  11. ^ James Naremore More than Night: Film Noir in its Contexts, Berkeley, Los Angeles: University of California Press, 1998
  12. ^ White, p. 562
  13. ^ Tollette, p. 22
  14. ^ a b c d Pitts 2015, p. 58.
  15. ^ Loftis, Larry (2016). Into the Lion's Mouth: The True Story of Dusko Popov: World War II Spy, Patriot, and the Real-Life Inspiration for James Bond. New York: Berkley Caliber. p. 319 fn. 147. ISBN 9780425281819. 
  16. ^ a b Jewell, Richard (2016). Slow Fade to Black: The Decline of RKO Radio Pictures. Oakland, Calif.: University of California Press. pp. 19–20. ISBN 9780520289666. 
  17. ^ "Top Grossers of the Season". Variety. January 5, 1944. p. 54. Retrieved July 8, 2016. 
  18. ^ Rotten Tomatoes "Cat People (1942)"
  19. ^ a b "Cat People". Monthly Film Bulletin. Vol. 10 no. 109. British Film Institute. 1943. p. 27. 
  20. ^ a b ""Cat People"". Variety. Retrieved July 29, 2016. 
  21. ^ Crowther, Bosley (December 7, 1942). "' Cat People,' With Simone Simon and Jack Holt, at Rialto -- New Swedish Film at 48th Street; Purrrr". New York Times. Retrieved July 29, 2016. 
  22. ^ William K. Everson. Classics of the Horror Film. The Citadel Press, 1974.
  23. ^ Review of Cat People in the 1999 edition of Time Out Film Guide. London: Penguin Books, 1998.
  24. ^ "Cat People (1942)" TV Guide
  25. ^ "The 100 Scariest Movie Moments". BravoTV.com. Archived from the original on October 30, 2007. Retrieved July 18, 2012. 
  26. ^ Cat People in Museum of Modern Art collection.
  27. ^ Roger Ebert, "Cat People (1942)" Chicago Sun-Times March 12, 2006
  28. ^ Combs, Richard (1981). "Cat People". Monthly Film Bulletin. Vol. 48 no. 564. British Film Institute. p. 144. 
  29. ^ Christopher, Nicholas (2010). Somewhere in the Night. Simon and Schuster. p. 216-218. 

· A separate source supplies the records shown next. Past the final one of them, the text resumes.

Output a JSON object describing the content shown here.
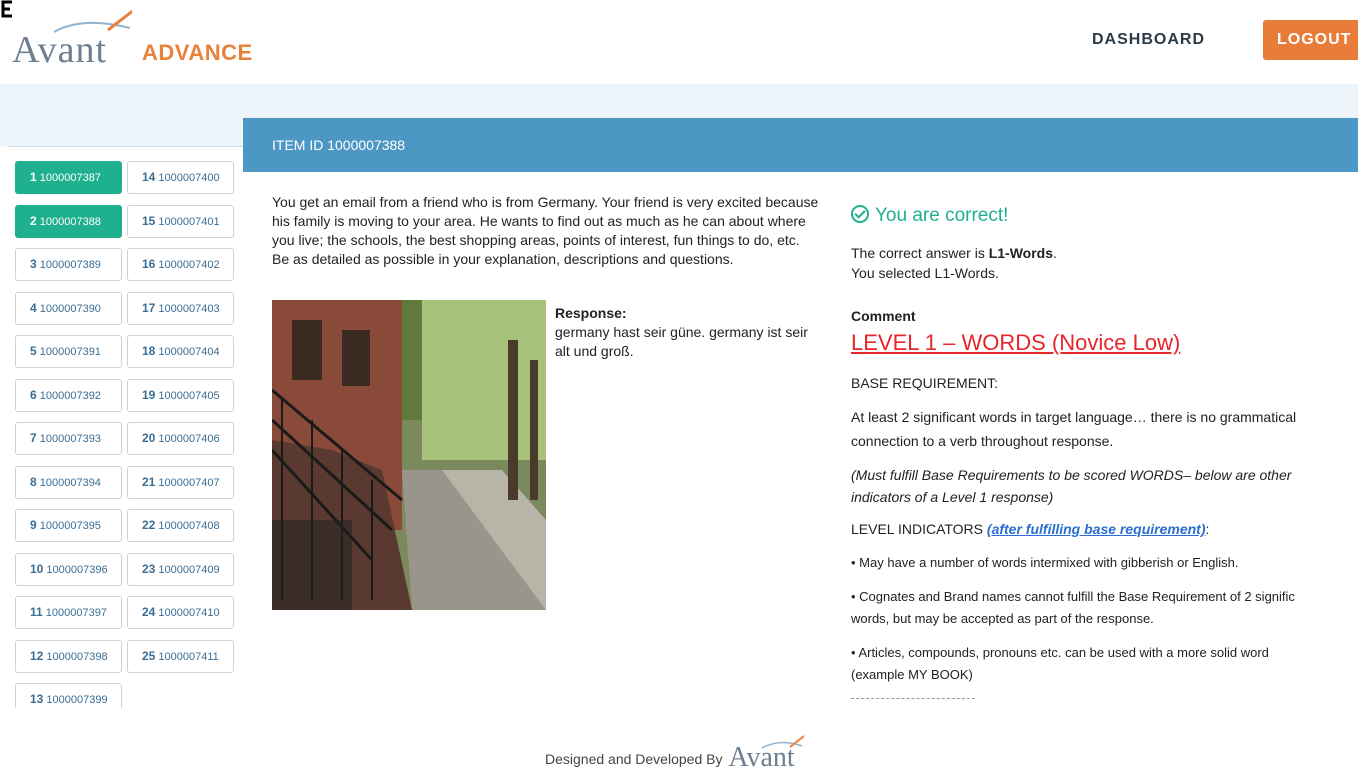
{
  "header": {
    "logo_brand": "Avant",
    "logo_product": "ADVANCE",
    "nav_dashboard": "DASHBOARD",
    "nav_logout": "LOGOUT"
  },
  "colors": {
    "accent_green": "#1fb08f",
    "header_blue": "#4d97c4",
    "brand_orange": "#e8813a",
    "level_red": "#e8262a"
  },
  "sidebar": {
    "items": [
      {
        "num": "1",
        "id": "1000007387",
        "active": true
      },
      {
        "num": "14",
        "id": "1000007400",
        "active": false
      },
      {
        "num": "2",
        "id": "1000007388",
        "active": true
      },
      {
        "num": "15",
        "id": "1000007401",
        "active": false
      },
      {
        "num": "3",
        "id": "1000007389",
        "active": false
      },
      {
        "num": "16",
        "id": "1000007402",
        "active": false
      },
      {
        "num": "4",
        "id": "1000007390",
        "active": false
      },
      {
        "num": "17",
        "id": "1000007403",
        "active": false
      },
      {
        "num": "5",
        "id": "1000007391",
        "active": false
      },
      {
        "num": "18",
        "id": "1000007404",
        "active": false
      },
      {
        "num": "6",
        "id": "1000007392",
        "active": false
      },
      {
        "num": "19",
        "id": "1000007405",
        "active": false
      },
      {
        "num": "7",
        "id": "1000007393",
        "active": false
      },
      {
        "num": "20",
        "id": "1000007406",
        "active": false
      },
      {
        "num": "8",
        "id": "1000007394",
        "active": false
      },
      {
        "num": "21",
        "id": "1000007407",
        "active": false
      },
      {
        "num": "9",
        "id": "1000007395",
        "active": false
      },
      {
        "num": "22",
        "id": "1000007408",
        "active": false
      },
      {
        "num": "10",
        "id": "1000007396",
        "active": false
      },
      {
        "num": "23",
        "id": "1000007409",
        "active": false
      },
      {
        "num": "11",
        "id": "1000007397",
        "active": false
      },
      {
        "num": "24",
        "id": "1000007410",
        "active": false
      },
      {
        "num": "12",
        "id": "1000007398",
        "active": false
      },
      {
        "num": "25",
        "id": "1000007411",
        "active": false
      },
      {
        "num": "13",
        "id": "1000007399",
        "active": false
      }
    ]
  },
  "item": {
    "title": "ITEM ID 1000007388",
    "prompt": "You get an email from a friend who is from Germany. Your friend is very excited because his family is moving to your area. He wants to find out as much as he can about where you live; the schools, the best shopping areas, points of interest, fun things to do, etc. Be as detailed as possible in your explanation, descriptions and questions.",
    "response_label": "Response:",
    "response_text": "germany hast seir güne. germany ist seir alt und groß."
  },
  "result": {
    "status": "You are correct!",
    "correct_prefix": "The correct answer is ",
    "correct_value": "L1-Words",
    "correct_suffix": ".",
    "selected": "You selected L1-Words.",
    "comment_label": "Comment",
    "level_title": "LEVEL 1 – WORDS (Novice Low)",
    "base_requirement_label": "BASE REQUIREMENT:",
    "base_requirement_text_1": "At least 2 significant words in target language… there is no grammatical",
    "base_requirement_text_2": "connection to a verb throughout response.",
    "note_1": "(Must fulfill Base Requirements to be scored WORDS– below are other",
    "note_2": "indicators of a Level 1 response)",
    "indicators_label": "LEVEL INDICATORS ",
    "indicators_link": "(after fulfilling base requirement)",
    "indicators_suffix": ":",
    "bullet_1": "• May have a number of words intermixed with gibberish or English.",
    "bullet_2a": "• Cognates and Brand names cannot fulfill the Base Requirement of 2 signific",
    "bullet_2b": "words, but may be accepted as part of the response.",
    "bullet_3a": "• Articles, compounds, pronouns etc. can be used with a more solid word",
    "bullet_3b": "(example MY BOOK)"
  },
  "footer": {
    "text": "Designed and Developed By",
    "brand": "Avant"
  }
}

  30. ^ Snelson, Tim (2014). Phantom Ladies: Hollywood Horror and the Home Front.'. Rutgers University Press. p. 179. 
  31. ^ Petrikin, Chris (March 29, 1999). "'Cat' scratch again". variety.com. Retrieved June 20, 2016. 

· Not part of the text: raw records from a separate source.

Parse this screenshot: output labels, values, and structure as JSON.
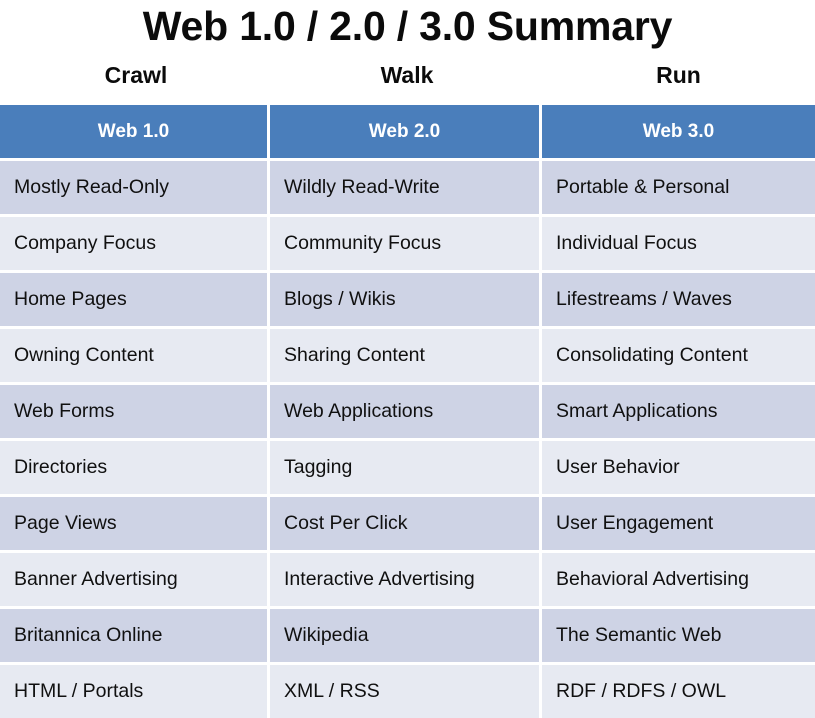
{
  "title": "Web 1.0 / 2.0 / 3.0 Summary",
  "stages": [
    "Crawl",
    "Walk",
    "Run"
  ],
  "colors": {
    "header_blue": "#4a7ebb",
    "row_dark": "#ced3e5",
    "row_light": "#e7eaf2",
    "text": "#101010",
    "header_text": "#ffffff",
    "background": "#ffffff"
  },
  "table": {
    "headers": [
      "Web 1.0",
      "Web 2.0",
      "Web 3.0"
    ],
    "rows": [
      [
        "Mostly Read-Only",
        "Wildly Read-Write",
        "Portable & Personal"
      ],
      [
        "Company Focus",
        "Community Focus",
        "Individual Focus"
      ],
      [
        "Home Pages",
        "Blogs / Wikis",
        "Lifestreams / Waves"
      ],
      [
        "Owning Content",
        "Sharing Content",
        "Consolidating Content"
      ],
      [
        "Web Forms",
        "Web Applications",
        "Smart Applications"
      ],
      [
        "Directories",
        "Tagging",
        "User Behavior"
      ],
      [
        "Page Views",
        "Cost Per Click",
        "User Engagement"
      ],
      [
        "Banner Advertising",
        "Interactive Advertising",
        "Behavioral Advertising"
      ],
      [
        "Britannica Online",
        "Wikipedia",
        "The Semantic Web"
      ],
      [
        "HTML / Portals",
        "XML / RSS",
        "RDF / RDFS / OWL"
      ]
    ]
  }
}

Sources[edit]

  • Pitts, Michael R. (2015). RKO Radio Pictures Horror, Science Fiction and Fantasy Films, 1929–1956. McFarland. ISBN 1476616833. 

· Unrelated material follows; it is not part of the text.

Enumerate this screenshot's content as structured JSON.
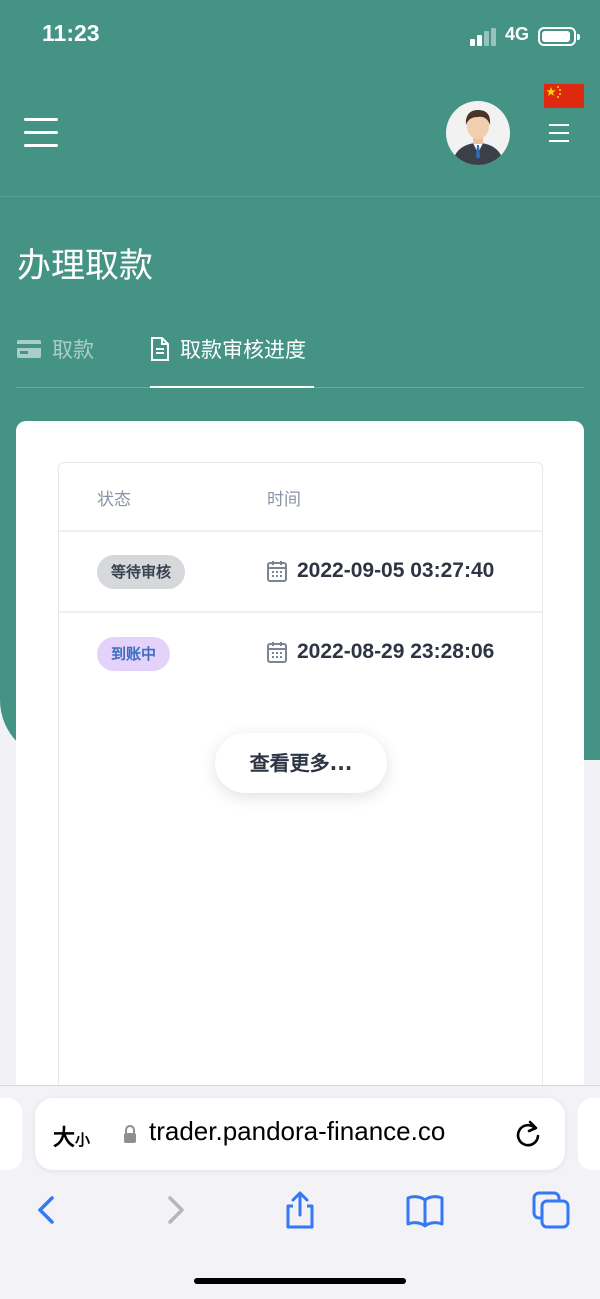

  • White, Rob; Buscombe, Edward (2003). British Film Institute film classics, Volume 1. Taylor & Francis. ISBN 1-57958-328-8. 
  • Tollette, J. P. (1985). Dreams of Darkness: Fantasy and the Films of Val Lewton. University of Illinois Press. ISBN 0-252-01154-6.
  • Christopher, Nicholas (2010). Somewhere in the Night. Simon and Schuster. ISBN 978-1-4391-3761-1.
  • Snelson, Tim (2014). Phantom Ladies: Hollywood Horror and the Home Front. Rutgers University Press. ISBN 978-0-8135-7042-6.

External links[edit]